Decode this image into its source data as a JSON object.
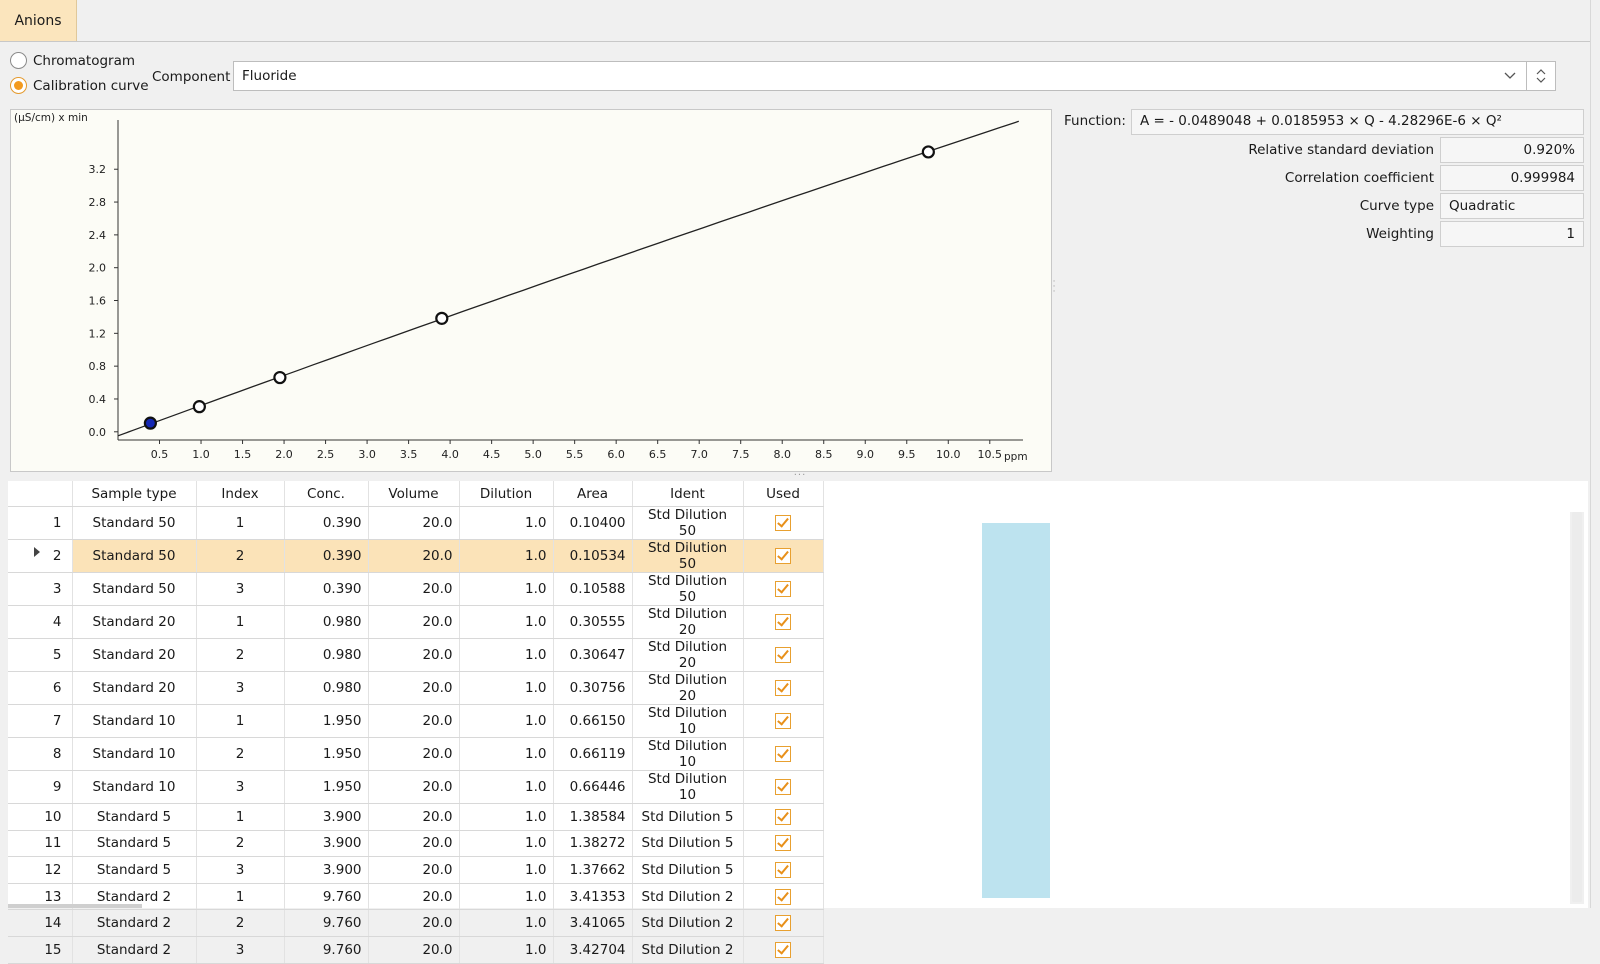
{
  "tabs": [
    {
      "label": "Anions",
      "active": true
    }
  ],
  "display_mode": {
    "options": [
      {
        "label": "Chromatogram",
        "selected": false
      },
      {
        "label": "Calibration curve",
        "selected": true
      }
    ]
  },
  "component": {
    "label": "Component",
    "value": "Fluoride"
  },
  "properties": {
    "function_label": "Function:",
    "function_value": "A = - 0.0489048 + 0.0185953 × Q - 4.28296E-6 × Q²",
    "rows": [
      {
        "label": "Relative standard deviation",
        "value": "0.920%"
      },
      {
        "label": "Correlation coefficient",
        "value": "0.999984"
      },
      {
        "label": "Curve type",
        "value": "Quadratic"
      },
      {
        "label": "Weighting",
        "value": "1"
      }
    ]
  },
  "chart_data": {
    "type": "scatter",
    "ylabel": "(µS/cm) x min",
    "xlabel": "ppm",
    "xlim": [
      0,
      10.9
    ],
    "ylim": [
      -0.1,
      3.8
    ],
    "x_ticks": [
      "0.5",
      "1.0",
      "1.5",
      "2.0",
      "2.5",
      "3.0",
      "3.5",
      "4.0",
      "4.5",
      "5.0",
      "5.5",
      "6.0",
      "6.5",
      "7.0",
      "7.5",
      "8.0",
      "8.5",
      "9.0",
      "9.5",
      "10.0",
      "10.5"
    ],
    "y_ticks": [
      "0.0",
      "0.4",
      "0.8",
      "1.2",
      "1.6",
      "2.0",
      "2.4",
      "2.8",
      "3.2"
    ],
    "points": [
      {
        "x": 0.39,
        "y": 0.10534,
        "highlighted": true
      },
      {
        "x": 0.98,
        "y": 0.30647
      },
      {
        "x": 1.95,
        "y": 0.66119
      },
      {
        "x": 3.9,
        "y": 1.38272
      },
      {
        "x": 9.76,
        "y": 3.41065
      }
    ],
    "curve": {
      "a0": -0.0489048,
      "a1": 0.0185953,
      "a2": -4.28296e-06,
      "x_unit_factor": 20,
      "x_range": [
        0,
        10.85
      ]
    },
    "grid": false,
    "colors": {
      "point_highlight": "#1427b4",
      "line": "#222222"
    }
  },
  "table": {
    "columns": [
      "Sample type",
      "Index",
      "Conc.",
      "Volume",
      "Dilution",
      "Area",
      "Ident",
      "Used"
    ],
    "selected_row": 2,
    "rows": [
      {
        "n": "1",
        "type": "Standard 50",
        "index": "1",
        "conc": "0.390",
        "vol": "20.0",
        "dil": "1.0",
        "area": "0.10400",
        "ident": "Std Dilution 50"
      },
      {
        "n": "2",
        "type": "Standard 50",
        "index": "2",
        "conc": "0.390",
        "vol": "20.0",
        "dil": "1.0",
        "area": "0.10534",
        "ident": "Std Dilution 50"
      },
      {
        "n": "3",
        "type": "Standard 50",
        "index": "3",
        "conc": "0.390",
        "vol": "20.0",
        "dil": "1.0",
        "area": "0.10588",
        "ident": "Std Dilution 50"
      },
      {
        "n": "4",
        "type": "Standard 20",
        "index": "1",
        "conc": "0.980",
        "vol": "20.0",
        "dil": "1.0",
        "area": "0.30555",
        "ident": "Std Dilution 20"
      },
      {
        "n": "5",
        "type": "Standard 20",
        "index": "2",
        "conc": "0.980",
        "vol": "20.0",
        "dil": "1.0",
        "area": "0.30647",
        "ident": "Std Dilution 20"
      },
      {
        "n": "6",
        "type": "Standard 20",
        "index": "3",
        "conc": "0.980",
        "vol": "20.0",
        "dil": "1.0",
        "area": "0.30756",
        "ident": "Std Dilution 20"
      },
      {
        "n": "7",
        "type": "Standard 10",
        "index": "1",
        "conc": "1.950",
        "vol": "20.0",
        "dil": "1.0",
        "area": "0.66150",
        "ident": "Std Dilution 10"
      },
      {
        "n": "8",
        "type": "Standard 10",
        "index": "2",
        "conc": "1.950",
        "vol": "20.0",
        "dil": "1.0",
        "area": "0.66119",
        "ident": "Std Dilution 10"
      },
      {
        "n": "9",
        "type": "Standard 10",
        "index": "3",
        "conc": "1.950",
        "vol": "20.0",
        "dil": "1.0",
        "area": "0.66446",
        "ident": "Std Dilution 10"
      },
      {
        "n": "10",
        "type": "Standard 5",
        "index": "1",
        "conc": "3.900",
        "vol": "20.0",
        "dil": "1.0",
        "area": "1.38584",
        "ident": "Std Dilution 5"
      },
      {
        "n": "11",
        "type": "Standard 5",
        "index": "2",
        "conc": "3.900",
        "vol": "20.0",
        "dil": "1.0",
        "area": "1.38272",
        "ident": "Std Dilution 5"
      },
      {
        "n": "12",
        "type": "Standard 5",
        "index": "3",
        "conc": "3.900",
        "vol": "20.0",
        "dil": "1.0",
        "area": "1.37662",
        "ident": "Std Dilution 5"
      },
      {
        "n": "13",
        "type": "Standard 2",
        "index": "1",
        "conc": "9.760",
        "vol": "20.0",
        "dil": "1.0",
        "area": "3.41353",
        "ident": "Std Dilution 2"
      },
      {
        "n": "14",
        "type": "Standard 2",
        "index": "2",
        "conc": "9.760",
        "vol": "20.0",
        "dil": "1.0",
        "area": "3.41065",
        "ident": "Std Dilution 2"
      },
      {
        "n": "15",
        "type": "Standard 2",
        "index": "3",
        "conc": "9.760",
        "vol": "20.0",
        "dil": "1.0",
        "area": "3.42704",
        "ident": "Std Dilution 2"
      }
    ]
  },
  "icons": {
    "combo_arrow": "chevron-down-icon",
    "combo_spin": "spin-updown-icon",
    "used": "checkbox-checked-icon",
    "row_pointer": "row-pointer-icon"
  }
}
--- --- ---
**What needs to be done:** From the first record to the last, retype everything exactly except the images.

**Response area:**
Decode this image into its source data as a JSON object.
{
  "tabs": [
    {
      "label": "Anions",
      "active": true
    }
  ],
  "display_mode": {
    "options": [
      {
        "label": "Chromatogram",
        "selected": false
      },
      {
        "label": "Calibration curve",
        "selected": true
      }
    ]
  },
  "component": {
    "label": "Component",
    "value": "Fluoride"
  },
  "properties": {
    "function_label": "Function:",
    "function_value": "A = - 0.0489048 + 0.0185953 × Q - 4.28296E-6 × Q²",
    "rows": [
      {
        "label": "Relative standard deviation",
        "value": "0.920%"
      },
      {
        "label": "Correlation coefficient",
        "value": "0.999984"
      },
      {
        "label": "Curve type",
        "value": "Quadratic"
      },
      {
        "label": "Weighting",
        "value": "1"
      }
    ]
  },
  "chart_data": {
    "type": "scatter",
    "ylabel": "(µS/cm) x min",
    "xlabel": "ppm",
    "xlim": [
      0,
      10.9
    ],
    "ylim": [
      -0.1,
      3.8
    ],
    "x_ticks": [
      "0.5",
      "1.0",
      "1.5",
      "2.0",
      "2.5",
      "3.0",
      "3.5",
      "4.0",
      "4.5",
      "5.0",
      "5.5",
      "6.0",
      "6.5",
      "7.0",
      "7.5",
      "8.0",
      "8.5",
      "9.0",
      "9.5",
      "10.0",
      "10.5"
    ],
    "y_ticks": [
      "0.0",
      "0.4",
      "0.8",
      "1.2",
      "1.6",
      "2.0",
      "2.4",
      "2.8",
      "3.2"
    ],
    "points": [
      {
        "x": 0.39,
        "y": 0.10534,
        "highlighted": true
      },
      {
        "x": 0.98,
        "y": 0.30647
      },
      {
        "x": 1.95,
        "y": 0.66119
      },
      {
        "x": 3.9,
        "y": 1.38272
      },
      {
        "x": 9.76,
        "y": 3.41065
      }
    ],
    "curve": {
      "a0": -0.0489048,
      "a1": 0.0185953,
      "a2": -4.28296e-06,
      "x_unit_factor": 20,
      "x_range": [
        0,
        10.85
      ]
    },
    "grid": false,
    "colors": {
      "point_highlight": "#1427b4",
      "line": "#222222"
    }
  },
  "table": {
    "columns": [
      "Sample type",
      "Index",
      "Conc.",
      "Volume",
      "Dilution",
      "Area",
      "Ident",
      "Used"
    ],
    "selected_row": 2,
    "rows": [
      {
        "n": "1",
        "type": "Standard 50",
        "index": "1",
        "conc": "0.390",
        "vol": "20.0",
        "dil": "1.0",
        "area": "0.10400",
        "ident": "Std Dilution 50"
      },
      {
        "n": "2",
        "type": "Standard 50",
        "index": "2",
        "conc": "0.390",
        "vol": "20.0",
        "dil": "1.0",
        "area": "0.10534",
        "ident": "Std Dilution 50"
      },
      {
        "n": "3",
        "type": "Standard 50",
        "index": "3",
        "conc": "0.390",
        "vol": "20.0",
        "dil": "1.0",
        "area": "0.10588",
        "ident": "Std Dilution 50"
      },
      {
        "n": "4",
        "type": "Standard 20",
        "index": "1",
        "conc": "0.980",
        "vol": "20.0",
        "dil": "1.0",
        "area": "0.30555",
        "ident": "Std Dilution 20"
      },
      {
        "n": "5",
        "type": "Standard 20",
        "index": "2",
        "conc": "0.980",
        "vol": "20.0",
        "dil": "1.0",
        "area": "0.30647",
        "ident": "Std Dilution 20"
      },
      {
        "n": "6",
        "type": "Standard 20",
        "index": "3",
        "conc": "0.980",
        "vol": "20.0",
        "dil": "1.0",
        "area": "0.30756",
        "ident": "Std Dilution 20"
      },
      {
        "n": "7",
        "type": "Standard 10",
        "index": "1",
        "conc": "1.950",
        "vol": "20.0",
        "dil": "1.0",
        "area": "0.66150",
        "ident": "Std Dilution 10"
      },
      {
        "n": "8",
        "type": "Standard 10",
        "index": "2",
        "conc": "1.950",
        "vol": "20.0",
        "dil": "1.0",
        "area": "0.66119",
        "ident": "Std Dilution 10"
      },
      {
        "n": "9",
        "type": "Standard 10",
        "index": "3",
        "conc": "1.950",
        "vol": "20.0",
        "dil": "1.0",
        "area": "0.66446",
        "ident": "Std Dilution 10"
      },
      {
        "n": "10",
        "type": "Standard 5",
        "index": "1",
        "conc": "3.900",
        "vol": "20.0",
        "dil": "1.0",
        "area": "1.38584",
        "ident": "Std Dilution 5"
      },
      {
        "n": "11",
        "type": "Standard 5",
        "index": "2",
        "conc": "3.900",
        "vol": "20.0",
        "dil": "1.0",
        "area": "1.38272",
        "ident": "Std Dilution 5"
      },
      {
        "n": "12",
        "type": "Standard 5",
        "index": "3",
        "conc": "3.900",
        "vol": "20.0",
        "dil": "1.0",
        "area": "1.37662",
        "ident": "Std Dilution 5"
      },
      {
        "n": "13",
        "type": "Standard 2",
        "index": "1",
        "conc": "9.760",
        "vol": "20.0",
        "dil": "1.0",
        "area": "3.41353",
        "ident": "Std Dilution 2"
      },
      {
        "n": "14",
        "type": "Standard 2",
        "index": "2",
        "conc": "9.760",
        "vol": "20.0",
        "dil": "1.0",
        "area": "3.41065",
        "ident": "Std Dilution 2"
      },
      {
        "n": "15",
        "type": "Standard 2",
        "index": "3",
        "conc": "9.760",
        "vol": "20.0",
        "dil": "1.0",
        "area": "3.42704",
        "ident": "Std Dilution 2"
      }
    ]
  },
  "icons": {
    "combo_arrow": "chevron-down-icon",
    "combo_spin": "spin-updown-icon",
    "used": "checkbox-checked-icon",
    "row_pointer": "row-pointer-icon"
  }
}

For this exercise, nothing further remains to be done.